[13] This included the killing of a protester that took place at Institutska Street in Kyiv on 20 February 2014 and another crime that was committed on 18 February 2014 at Volodymyrska and Velyka Zhytomyrska street in Kyiv.

[14] Letter No. 8755/AV (12 May 2014).

[15] No. 17/1-1771вих14-910окв (written by the office of special investigations).

[16] (accessed on 24 February 2017).

[17] (accessed on 24 February 2017).

[18] (accessed on 24 February 2017). This was also verified by the former president of the court of appeal of Kyiv, Mr. Chernushenk. He admitted that he had been repeatedly instructed by Aleksei Filatov, the deputy of Yanukovych’s administration, to align lower rank judges with government policies. But Mr. Chernushenko made this statement only after he had been accused of bribery and improper interference into cases. He escaped Ukraine. See also; (accessed on 24 February 2017).

[19] (accessed on 24 February 2017).

[20] This is illustrated by the case of the journalist Veremiia who was killed during the Maidan protests, (accessed on 24 February 2017).

[21] htp:// (accessed on 24 February 2017).

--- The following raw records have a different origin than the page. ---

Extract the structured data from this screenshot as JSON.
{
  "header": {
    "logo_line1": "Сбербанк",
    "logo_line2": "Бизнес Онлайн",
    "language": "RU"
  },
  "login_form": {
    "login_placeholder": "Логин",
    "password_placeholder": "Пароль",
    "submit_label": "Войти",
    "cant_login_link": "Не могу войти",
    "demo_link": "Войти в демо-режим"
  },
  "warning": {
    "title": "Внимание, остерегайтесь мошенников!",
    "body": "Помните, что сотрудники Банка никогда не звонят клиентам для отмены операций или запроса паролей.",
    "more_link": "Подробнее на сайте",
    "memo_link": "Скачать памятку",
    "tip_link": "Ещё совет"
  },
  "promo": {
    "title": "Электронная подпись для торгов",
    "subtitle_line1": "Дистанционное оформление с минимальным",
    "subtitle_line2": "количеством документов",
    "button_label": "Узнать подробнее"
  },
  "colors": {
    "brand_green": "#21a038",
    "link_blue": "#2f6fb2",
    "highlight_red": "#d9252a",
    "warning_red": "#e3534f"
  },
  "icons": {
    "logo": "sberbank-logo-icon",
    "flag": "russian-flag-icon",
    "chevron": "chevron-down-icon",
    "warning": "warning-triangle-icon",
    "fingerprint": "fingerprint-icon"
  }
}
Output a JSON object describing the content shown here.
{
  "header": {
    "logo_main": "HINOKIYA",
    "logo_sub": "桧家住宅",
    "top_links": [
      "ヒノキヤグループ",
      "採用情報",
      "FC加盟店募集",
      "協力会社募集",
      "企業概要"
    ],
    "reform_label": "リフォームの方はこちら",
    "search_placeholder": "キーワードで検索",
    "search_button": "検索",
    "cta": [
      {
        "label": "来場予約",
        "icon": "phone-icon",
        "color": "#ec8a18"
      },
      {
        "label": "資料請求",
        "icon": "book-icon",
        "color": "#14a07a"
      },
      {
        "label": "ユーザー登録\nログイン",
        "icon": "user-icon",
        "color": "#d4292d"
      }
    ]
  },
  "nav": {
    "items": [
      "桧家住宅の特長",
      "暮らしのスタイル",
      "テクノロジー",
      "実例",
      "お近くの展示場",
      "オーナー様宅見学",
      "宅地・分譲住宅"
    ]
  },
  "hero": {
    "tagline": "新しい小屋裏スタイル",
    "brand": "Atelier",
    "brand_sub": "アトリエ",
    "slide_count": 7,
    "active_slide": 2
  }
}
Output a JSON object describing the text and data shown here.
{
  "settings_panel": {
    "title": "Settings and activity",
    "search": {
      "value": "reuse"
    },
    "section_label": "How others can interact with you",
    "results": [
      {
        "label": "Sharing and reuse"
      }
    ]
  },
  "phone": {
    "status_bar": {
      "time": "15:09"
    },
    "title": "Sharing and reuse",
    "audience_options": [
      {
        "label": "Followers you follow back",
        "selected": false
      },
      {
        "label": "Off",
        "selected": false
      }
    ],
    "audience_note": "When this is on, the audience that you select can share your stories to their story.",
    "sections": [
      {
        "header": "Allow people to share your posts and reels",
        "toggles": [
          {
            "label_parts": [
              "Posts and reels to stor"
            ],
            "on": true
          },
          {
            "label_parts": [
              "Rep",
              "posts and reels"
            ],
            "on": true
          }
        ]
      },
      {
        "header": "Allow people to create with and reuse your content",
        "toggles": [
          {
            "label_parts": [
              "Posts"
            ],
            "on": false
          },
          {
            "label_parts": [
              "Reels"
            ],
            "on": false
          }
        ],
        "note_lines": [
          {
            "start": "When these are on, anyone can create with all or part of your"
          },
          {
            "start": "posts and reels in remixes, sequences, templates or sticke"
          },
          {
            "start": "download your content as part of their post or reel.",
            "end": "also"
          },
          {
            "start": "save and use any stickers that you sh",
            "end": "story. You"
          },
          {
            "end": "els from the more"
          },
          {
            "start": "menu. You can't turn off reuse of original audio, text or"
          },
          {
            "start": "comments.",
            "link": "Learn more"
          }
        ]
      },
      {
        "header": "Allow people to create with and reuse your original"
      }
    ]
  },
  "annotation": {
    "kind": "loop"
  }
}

[22] (accessed on 24 February 2017).

[23] Criminal proceeding No. 42014230000000058.

[24] See also the case of Mr. Militsiian who fabricated evidence against Maidan protesters,; and the case of Mr. Kushnir, (accessed on 24 February 2017).

[25];;;;; (accessed on 24 February 2017).

[26];;; (accessed on 24 February 2017).

[27] (accessed on 24 February 2017).

[28] (accessed on 24 February 2017).

[29] (accessed on 24 February 2017).

[30];;; (accessed on 24 February 2017).

[31] (accessed on 24 February 2017).

[32] (accessed on 24 February 2017).

[33] (accessed on 24 February 2017).

[34] As of June 2015.

[35] (accessed on 24 February 2017).

[37] (accessed on 24 February 2017).

[38];; (accessed on 24 February 2017).

[39] (accessed on 24 February 2017).

[40] (accessed on 24 February 2017).

[41] (accessed on 24 February 2017).

[42] (accessed on 24 February 2017).